- Opening Delimiter -

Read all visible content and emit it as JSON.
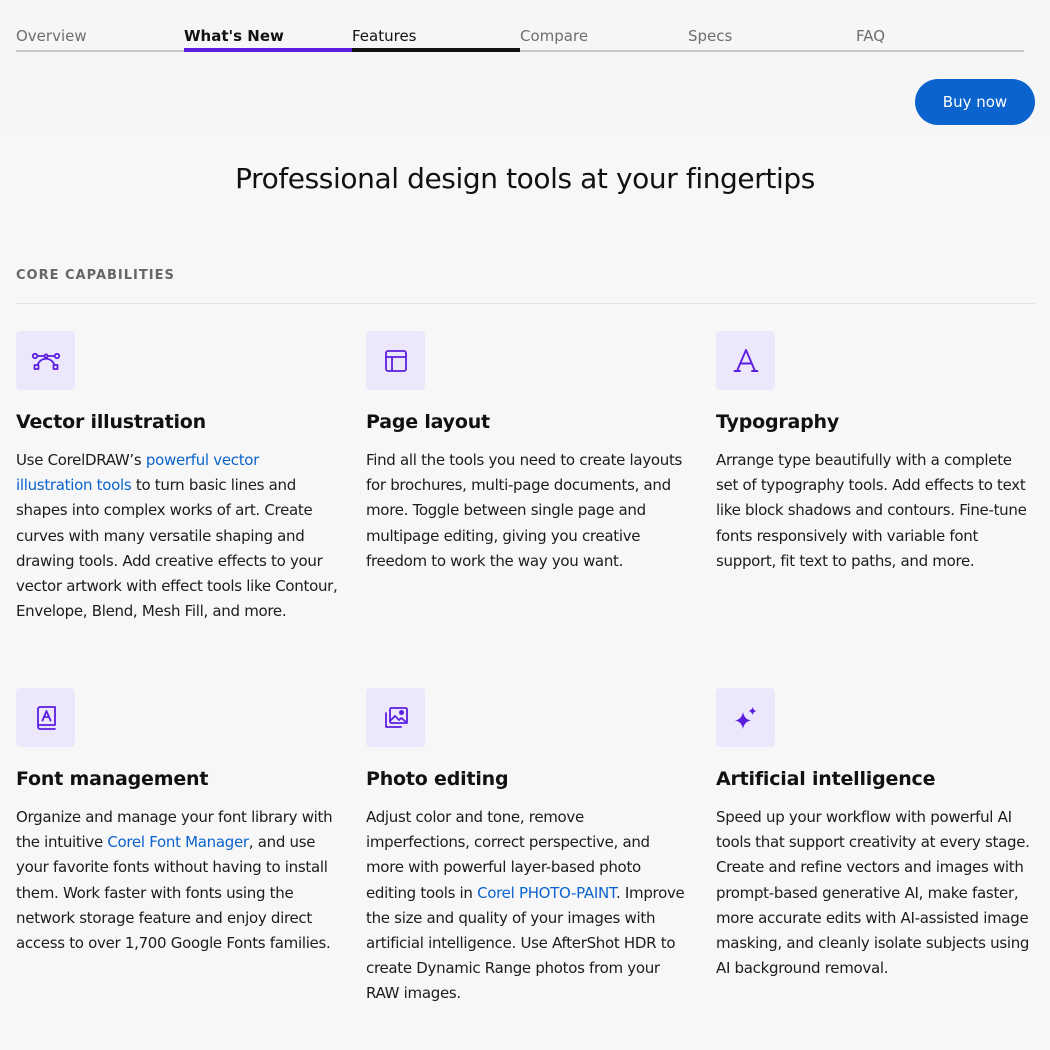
{
  "nav": {
    "tabs": [
      {
        "label": "Overview"
      },
      {
        "label": "What's New"
      },
      {
        "label": "Features"
      },
      {
        "label": "Compare"
      },
      {
        "label": "Specs"
      },
      {
        "label": "FAQ"
      }
    ],
    "buy_label": "Buy now"
  },
  "colors": {
    "accent": "#5b1ee0",
    "link": "#0b63ce",
    "icon_bg": "#ece7fb"
  },
  "headline": "Professional design tools at your fingertips",
  "section_label": "CORE CAPABILITIES",
  "cards": [
    {
      "icon": "vector-path-icon",
      "title": "Vector illustration",
      "p1": "Use CorelDRAW’s ",
      "link": "powerful vector illustration tools",
      "p2": " to turn basic lines and shapes into complex works of art. Create curves with many versatile shaping and drawing tools. Add creative effects to your vector artwork with effect tools like Contour, Envelope, Blend, Mesh Fill, and more."
    },
    {
      "icon": "page-layout-icon",
      "title": "Page layout",
      "text": "Find all the tools you need to create layouts for brochures, multi-page documents, and more. Toggle between single page and multipage editing, giving you creative freedom to work the way you want."
    },
    {
      "icon": "typography-icon",
      "title": "Typography",
      "text": "Arrange type beautifully with a complete set of typography tools. Add effects to text like block shadows and contours. Fine-tune fonts responsively with variable font support, fit text to paths, and more."
    },
    {
      "icon": "font-book-icon",
      "title": "Font management",
      "p1": "Organize and manage your font library with the intuitive ",
      "link": "Corel Font Manager",
      "p2": ", and use your favorite fonts without having to install them. Work faster with fonts using the network storage feature and enjoy direct access to over 1,700 Google Fonts families."
    },
    {
      "icon": "photo-gallery-icon",
      "title": "Photo editing",
      "p1": "Adjust color and tone, remove imperfections, correct perspective, and more with powerful layer-based photo editing tools in ",
      "link": "Corel PHOTO-PAINT",
      "p2": ". Improve the size and quality of your images with artificial intelligence. Use AfterShot HDR to create Dynamic Range photos from your RAW images."
    },
    {
      "icon": "sparkle-icon",
      "title": "Artificial intelligence",
      "text": "Speed up your workflow with powerful AI tools that support creativity at every stage. Create and refine vectors and images with prompt-based generative AI, make faster, more accurate edits with AI-assisted image masking, and cleanly isolate subjects using AI background removal."
    }
  ]
}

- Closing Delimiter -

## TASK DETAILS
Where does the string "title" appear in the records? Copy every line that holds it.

## EXPECTED ANSWER
      "title": "Vector illustration",
      "title": "Page layout",
      "title": "Typography",
      "title": "Font management",
      "title": "Photo editing",
      "title": "Artificial intelligence",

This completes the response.